=== Section Start ===

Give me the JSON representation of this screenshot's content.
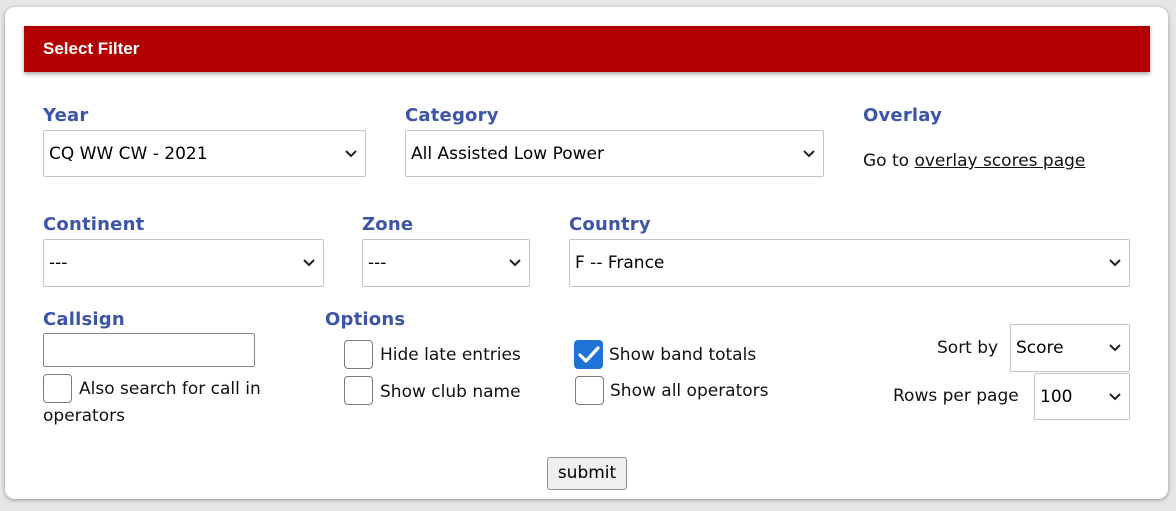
{
  "header": {
    "title": "Select Filter"
  },
  "year": {
    "label": "Year",
    "value": "CQ WW CW - 2021"
  },
  "category": {
    "label": "Category",
    "value": "All Assisted Low Power"
  },
  "overlay": {
    "label": "Overlay",
    "prefix": "Go to ",
    "link": "overlay scores page"
  },
  "continent": {
    "label": "Continent",
    "value": "---"
  },
  "zone": {
    "label": "Zone",
    "value": "---"
  },
  "country": {
    "label": "Country",
    "value": "F -- France"
  },
  "callsign": {
    "label": "Callsign",
    "value": "",
    "also_search_line1": "Also search for call in",
    "also_search_line2": "operators",
    "also_search_checked": false
  },
  "options": {
    "label": "Options",
    "hide_late": {
      "label": "Hide late entries",
      "checked": false
    },
    "show_club": {
      "label": "Show club name",
      "checked": false
    },
    "show_band": {
      "label": "Show band totals",
      "checked": true
    },
    "show_ops": {
      "label": "Show all operators",
      "checked": false
    }
  },
  "sort": {
    "label": "Sort by",
    "value": "Score"
  },
  "rows": {
    "label": "Rows per page",
    "value": "100"
  },
  "submit": {
    "label": "submit"
  },
  "colors": {
    "header_bg": "#b30000",
    "label_blue": "#3d55a6",
    "check_blue": "#1f73d6"
  },
  "icons": {
    "select_arrow": "chevron-down-icon",
    "check": "checkmark-icon"
  }
}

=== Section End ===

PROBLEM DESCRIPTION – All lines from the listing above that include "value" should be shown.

RESULT OF THIS EXERCISE –
    "value": "CQ WW CW - 2021"
    "value": "All Assisted Low Power"
    "value": "---"
    "value": "---"
    "value": "F -- France"
    "value": "",
    "value": "Score"
    "value": "100"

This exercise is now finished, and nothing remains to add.